▸ **ASSIGNMENT**
The listing is to be printed in full, exactly as given.

--- SUPPLIED DATA Enclosed Below ---

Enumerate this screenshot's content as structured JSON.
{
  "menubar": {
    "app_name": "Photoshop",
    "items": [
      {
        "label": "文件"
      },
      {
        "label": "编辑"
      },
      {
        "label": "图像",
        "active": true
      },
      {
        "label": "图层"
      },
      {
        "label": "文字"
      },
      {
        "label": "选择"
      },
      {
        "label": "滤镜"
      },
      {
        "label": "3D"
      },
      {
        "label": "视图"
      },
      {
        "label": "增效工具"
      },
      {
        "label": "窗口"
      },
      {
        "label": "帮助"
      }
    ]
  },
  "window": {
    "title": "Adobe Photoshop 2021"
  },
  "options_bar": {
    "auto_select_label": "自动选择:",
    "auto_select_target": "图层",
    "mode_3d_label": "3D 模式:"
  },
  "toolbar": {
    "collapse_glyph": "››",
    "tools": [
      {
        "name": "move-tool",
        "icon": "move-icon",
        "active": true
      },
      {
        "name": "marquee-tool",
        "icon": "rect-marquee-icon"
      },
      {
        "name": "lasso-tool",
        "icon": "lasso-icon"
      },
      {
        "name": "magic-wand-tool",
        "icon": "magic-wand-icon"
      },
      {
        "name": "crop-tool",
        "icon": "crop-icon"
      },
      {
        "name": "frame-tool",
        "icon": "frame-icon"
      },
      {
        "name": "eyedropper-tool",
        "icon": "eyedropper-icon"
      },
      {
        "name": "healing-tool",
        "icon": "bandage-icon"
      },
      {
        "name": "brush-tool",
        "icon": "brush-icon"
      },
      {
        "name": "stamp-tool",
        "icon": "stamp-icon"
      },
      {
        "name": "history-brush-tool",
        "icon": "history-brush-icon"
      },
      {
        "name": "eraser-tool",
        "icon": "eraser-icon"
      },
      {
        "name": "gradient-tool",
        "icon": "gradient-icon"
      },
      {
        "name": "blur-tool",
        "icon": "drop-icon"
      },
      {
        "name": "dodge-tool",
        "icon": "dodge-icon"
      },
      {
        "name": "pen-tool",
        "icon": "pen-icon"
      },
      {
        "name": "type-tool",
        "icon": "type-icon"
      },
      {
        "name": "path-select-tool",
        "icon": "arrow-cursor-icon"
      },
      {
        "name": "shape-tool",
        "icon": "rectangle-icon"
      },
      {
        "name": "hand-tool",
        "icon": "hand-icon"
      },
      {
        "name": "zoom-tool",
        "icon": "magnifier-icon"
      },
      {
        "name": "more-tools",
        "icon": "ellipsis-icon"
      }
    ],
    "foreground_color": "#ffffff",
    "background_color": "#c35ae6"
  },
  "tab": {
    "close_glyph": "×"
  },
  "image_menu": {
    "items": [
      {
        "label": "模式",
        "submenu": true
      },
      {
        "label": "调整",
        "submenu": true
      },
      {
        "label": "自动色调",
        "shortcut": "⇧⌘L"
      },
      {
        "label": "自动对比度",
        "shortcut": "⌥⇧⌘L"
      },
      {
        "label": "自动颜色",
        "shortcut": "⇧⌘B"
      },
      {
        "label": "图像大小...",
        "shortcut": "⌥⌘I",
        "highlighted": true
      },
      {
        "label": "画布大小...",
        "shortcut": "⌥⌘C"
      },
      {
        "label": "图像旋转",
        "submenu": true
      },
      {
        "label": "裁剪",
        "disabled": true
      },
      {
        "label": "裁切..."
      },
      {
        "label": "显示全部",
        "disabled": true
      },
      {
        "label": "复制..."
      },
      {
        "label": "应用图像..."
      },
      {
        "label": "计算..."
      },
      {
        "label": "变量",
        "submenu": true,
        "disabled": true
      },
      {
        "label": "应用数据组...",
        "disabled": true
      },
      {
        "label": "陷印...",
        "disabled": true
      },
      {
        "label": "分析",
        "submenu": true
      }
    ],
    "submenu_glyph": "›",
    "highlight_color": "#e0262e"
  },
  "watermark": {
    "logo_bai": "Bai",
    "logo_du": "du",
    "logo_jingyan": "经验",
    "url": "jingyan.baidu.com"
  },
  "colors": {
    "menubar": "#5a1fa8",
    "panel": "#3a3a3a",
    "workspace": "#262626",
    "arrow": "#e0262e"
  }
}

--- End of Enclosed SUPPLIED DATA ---

▸ **RESPONSE TO THIS TASK**
Enumerate this screenshot's content as structured JSON.
{
  "menubar": {
    "app_name": "Photoshop",
    "items": [
      {
        "label": "文件"
      },
      {
        "label": "编辑"
      },
      {
        "label": "图像",
        "active": true
      },
      {
        "label": "图层"
      },
      {
        "label": "文字"
      },
      {
        "label": "选择"
      },
      {
        "label": "滤镜"
      },
      {
        "label": "3D"
      },
      {
        "label": "视图"
      },
      {
        "label": "增效工具"
      },
      {
        "label": "窗口"
      },
      {
        "label": "帮助"
      }
    ]
  },
  "window": {
    "title": "Adobe Photoshop 2021"
  },
  "options_bar": {
    "auto_select_label": "自动选择:",
    "auto_select_target": "图层",
    "mode_3d_label": "3D 模式:"
  },
  "toolbar": {
    "collapse_glyph": "››",
    "tools": [
      {
        "name": "move-tool",
        "icon": "move-icon",
        "active": true
      },
      {
        "name": "marquee-tool",
        "icon": "rect-marquee-icon"
      },
      {
        "name": "lasso-tool",
        "icon": "lasso-icon"
      },
      {
        "name": "magic-wand-tool",
        "icon": "magic-wand-icon"
      },
      {
        "name": "crop-tool",
        "icon": "crop-icon"
      },
      {
        "name": "frame-tool",
        "icon": "frame-icon"
      },
      {
        "name": "eyedropper-tool",
        "icon": "eyedropper-icon"
      },
      {
        "name": "healing-tool",
        "icon": "bandage-icon"
      },
      {
        "name": "brush-tool",
        "icon": "brush-icon"
      },
      {
        "name": "stamp-tool",
        "icon": "stamp-icon"
      },
      {
        "name": "history-brush-tool",
        "icon": "history-brush-icon"
      },
      {
        "name": "eraser-tool",
        "icon": "eraser-icon"
      },
      {
        "name": "gradient-tool",
        "icon": "gradient-icon"
      },
      {
        "name": "blur-tool",
        "icon": "drop-icon"
      },
      {
        "name": "dodge-tool",
        "icon": "dodge-icon"
      },
      {
        "name": "pen-tool",
        "icon": "pen-icon"
      },
      {
        "name": "type-tool",
        "icon": "type-icon"
      },
      {
        "name": "path-select-tool",
        "icon": "arrow-cursor-icon"
      },
      {
        "name": "shape-tool",
        "icon": "rectangle-icon"
      },
      {
        "name": "hand-tool",
        "icon": "hand-icon"
      },
      {
        "name": "zoom-tool",
        "icon": "magnifier-icon"
      },
      {
        "name": "more-tools",
        "icon": "ellipsis-icon"
      }
    ],
    "foreground_color": "#ffffff",
    "background_color": "#c35ae6"
  },
  "tab": {
    "close_glyph": "×"
  },
  "image_menu": {
    "items": [
      {
        "label": "模式",
        "submenu": true
      },
      {
        "label": "调整",
        "submenu": true
      },
      {
        "label": "自动色调",
        "shortcut": "⇧⌘L"
      },
      {
        "label": "自动对比度",
        "shortcut": "⌥⇧⌘L"
      },
      {
        "label": "自动颜色",
        "shortcut": "⇧⌘B"
      },
      {
        "label": "图像大小...",
        "shortcut": "⌥⌘I",
        "highlighted": true
      },
      {
        "label": "画布大小...",
        "shortcut": "⌥⌘C"
      },
      {
        "label": "图像旋转",
        "submenu": true
      },
      {
        "label": "裁剪",
        "disabled": true
      },
      {
        "label": "裁切..."
      },
      {
        "label": "显示全部",
        "disabled": true
      },
      {
        "label": "复制..."
      },
      {
        "label": "应用图像..."
      },
      {
        "label": "计算..."
      },
      {
        "label": "变量",
        "submenu": true,
        "disabled": true
      },
      {
        "label": "应用数据组...",
        "disabled": true
      },
      {
        "label": "陷印...",
        "disabled": true
      },
      {
        "label": "分析",
        "submenu": true
      }
    ],
    "submenu_glyph": "›",
    "highlight_color": "#e0262e"
  },
  "watermark": {
    "logo_bai": "Bai",
    "logo_du": "du",
    "logo_jingyan": "经验",
    "url": "jingyan.baidu.com"
  },
  "colors": {
    "menubar": "#5a1fa8",
    "panel": "#3a3a3a",
    "workspace": "#262626",
    "arrow": "#e0262e"
  }
}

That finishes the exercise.